There isn’t a test to diagnose psychosis, which can make the process difficult. Often a GP will ask a variety of questions to try to get to the bottom of a patient’s symptoms and what is causing them. (Find out more about the types of questions asked here.)

If the GP suspects psychosis, they should refer the patient to a specialist mental health team, which should include a psychiatrist, who will then come up with a tailored treatment plan.


Leaving psychosis untreated can have serious consequences, warns Laura Peters, head of advice and information at Rethink Mental Illness. In the most serious cases, psychosis can become more severe and evolve into schizophrenia.

There’s also an emotional strain linked to hearing negative voices. “Many people who experience voices find that they’re extremely negative and intrusive, and that they never have a moment to themselves because of it,” Peters tells HuffPost UK. “The weight of this can often lead to suicidal thoughts.”

Treatment typically involves a combination of antipsychotic medication (to relieve symptoms of psychosis) and psychological therapies such as cognitive behavioural therapy (CBT), which explores the ways a person thinks, or family therapy, a form of group therapy carried out with loved ones.

After an episode of psychosis, most people will need to take medication for at least a year, according to the NHS. Around half (50%) of people need to take long-term medication to prevent their symptoms from coming back.

If the psychotic episodes are severe, the person may need to be admitted to a psychiatric hospital for treatment.

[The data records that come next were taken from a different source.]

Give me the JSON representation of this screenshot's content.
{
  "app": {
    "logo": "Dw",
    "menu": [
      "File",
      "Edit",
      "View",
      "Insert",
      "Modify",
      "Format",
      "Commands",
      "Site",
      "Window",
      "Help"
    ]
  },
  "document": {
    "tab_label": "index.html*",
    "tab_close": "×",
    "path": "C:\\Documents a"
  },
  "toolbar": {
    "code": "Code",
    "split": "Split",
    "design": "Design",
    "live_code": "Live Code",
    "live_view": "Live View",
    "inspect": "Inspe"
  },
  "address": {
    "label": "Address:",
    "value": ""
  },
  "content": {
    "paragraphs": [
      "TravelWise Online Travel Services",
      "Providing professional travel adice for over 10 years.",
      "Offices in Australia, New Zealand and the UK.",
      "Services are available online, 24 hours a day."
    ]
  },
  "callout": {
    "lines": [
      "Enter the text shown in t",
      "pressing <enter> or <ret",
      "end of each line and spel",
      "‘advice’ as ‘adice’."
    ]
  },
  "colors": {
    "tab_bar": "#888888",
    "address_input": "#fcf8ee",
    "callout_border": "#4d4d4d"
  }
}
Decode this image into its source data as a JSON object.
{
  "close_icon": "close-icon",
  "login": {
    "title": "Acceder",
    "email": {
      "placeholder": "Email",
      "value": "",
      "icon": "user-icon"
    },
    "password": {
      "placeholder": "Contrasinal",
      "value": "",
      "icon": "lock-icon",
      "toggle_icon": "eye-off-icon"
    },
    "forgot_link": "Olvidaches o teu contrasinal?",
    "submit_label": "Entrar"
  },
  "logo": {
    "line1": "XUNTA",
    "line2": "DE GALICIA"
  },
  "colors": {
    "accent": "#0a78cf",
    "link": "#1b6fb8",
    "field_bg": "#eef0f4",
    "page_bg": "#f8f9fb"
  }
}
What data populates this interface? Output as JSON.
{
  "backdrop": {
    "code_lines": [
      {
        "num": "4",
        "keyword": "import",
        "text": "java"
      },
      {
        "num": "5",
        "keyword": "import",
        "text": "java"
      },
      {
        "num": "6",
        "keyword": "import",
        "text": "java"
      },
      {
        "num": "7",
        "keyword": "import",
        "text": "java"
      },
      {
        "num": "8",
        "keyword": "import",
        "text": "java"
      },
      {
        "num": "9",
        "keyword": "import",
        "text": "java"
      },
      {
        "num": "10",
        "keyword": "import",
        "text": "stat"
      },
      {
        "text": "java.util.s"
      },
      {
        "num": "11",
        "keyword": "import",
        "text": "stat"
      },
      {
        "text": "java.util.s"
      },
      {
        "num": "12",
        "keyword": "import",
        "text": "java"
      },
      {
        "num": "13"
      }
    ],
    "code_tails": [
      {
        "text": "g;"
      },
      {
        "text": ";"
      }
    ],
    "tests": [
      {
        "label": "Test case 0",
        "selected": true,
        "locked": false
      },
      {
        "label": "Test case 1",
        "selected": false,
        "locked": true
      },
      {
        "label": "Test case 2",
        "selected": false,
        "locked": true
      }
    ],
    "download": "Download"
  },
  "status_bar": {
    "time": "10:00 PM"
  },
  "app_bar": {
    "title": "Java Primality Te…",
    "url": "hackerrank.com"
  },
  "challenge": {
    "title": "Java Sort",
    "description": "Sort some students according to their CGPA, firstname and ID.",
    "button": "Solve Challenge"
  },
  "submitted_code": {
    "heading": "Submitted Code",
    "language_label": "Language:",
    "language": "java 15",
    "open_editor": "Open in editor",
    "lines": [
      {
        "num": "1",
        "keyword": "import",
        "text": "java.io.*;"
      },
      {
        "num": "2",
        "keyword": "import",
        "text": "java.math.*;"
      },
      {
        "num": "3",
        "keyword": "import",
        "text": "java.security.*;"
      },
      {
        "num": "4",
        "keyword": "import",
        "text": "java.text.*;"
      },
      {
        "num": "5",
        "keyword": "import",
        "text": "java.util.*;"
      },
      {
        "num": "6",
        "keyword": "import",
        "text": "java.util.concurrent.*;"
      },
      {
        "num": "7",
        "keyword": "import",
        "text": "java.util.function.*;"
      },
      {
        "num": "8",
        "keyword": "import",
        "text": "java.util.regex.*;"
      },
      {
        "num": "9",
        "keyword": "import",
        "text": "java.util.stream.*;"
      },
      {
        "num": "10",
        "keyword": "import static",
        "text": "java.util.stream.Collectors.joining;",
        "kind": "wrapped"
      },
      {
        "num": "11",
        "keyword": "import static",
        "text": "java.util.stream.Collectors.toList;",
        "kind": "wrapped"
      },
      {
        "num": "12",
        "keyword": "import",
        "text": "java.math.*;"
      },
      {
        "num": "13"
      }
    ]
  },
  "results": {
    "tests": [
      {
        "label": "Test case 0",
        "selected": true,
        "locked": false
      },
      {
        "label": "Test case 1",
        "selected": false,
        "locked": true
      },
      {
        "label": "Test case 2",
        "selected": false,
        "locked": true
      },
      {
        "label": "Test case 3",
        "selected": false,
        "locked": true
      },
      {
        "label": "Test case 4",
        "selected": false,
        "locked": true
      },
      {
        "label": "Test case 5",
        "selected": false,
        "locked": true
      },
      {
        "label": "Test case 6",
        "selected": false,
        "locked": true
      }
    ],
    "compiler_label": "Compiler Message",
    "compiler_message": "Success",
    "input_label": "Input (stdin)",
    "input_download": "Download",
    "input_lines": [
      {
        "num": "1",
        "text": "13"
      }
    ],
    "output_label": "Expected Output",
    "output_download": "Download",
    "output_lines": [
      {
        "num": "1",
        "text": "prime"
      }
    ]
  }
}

It’s worth adding that psychosis can impact a person’s ability to drive. People who are diagnosed need to tell the Driver and Vehicle Licensing Agency (DVLA) about any medical condition that could affect their driving ability.

“It’s okay to not be okay,” Dunning concludes. “If you had a broken arm, you’d go to the doctor. If you’re feeling depressed or are experiencing episodes, you’re unwell. And if you’re unwell, you go to a doctor.

“There’s no shame in asking for help.”

Advice For Loved Ones

It can be upsetting for people with psychosis if the people around them – the ones closest to them – dismiss their experiences, especially as these experiences can feel very real.

“Experiencing delusions is actually one of the reasons why treating mental illness can be quite difficult,” says Peters.

“Someone experiencing the delusion that there are cameras watching their every move in their house isn’t likely to be convinced when you show them evidence to the contrary. It’s more likely that they will become distressed because they’re not believed.”

In this instance, one of the most important things is to be patient – talking to your friend or relative is the best way to understand what they’re experiencing.

If their psychosis is particularly bad or the voices are intrusive to the point where they have become a danger to themselves or others around them, you need to call the emergency services.

Useful websites and helplines:

  • Mind, open Monday to Friday, 9am-6pm on 0300 123 3393
  • Samaritans offers a listening service which is open 24 hours a day, on 116 123 (UK and ROI - this number is FREE to call and will not appear on your phone bill.)
  • The Mix is a free support service for people under 25. Call 0808 808 4994 or email: help@themix.org.uk
  • Rethink Mental Illness offers practical help through its advice line which can be reached on 0300 5000 927 (open Monday to Friday 10am-4pm). More info can be found on www.rethink.org.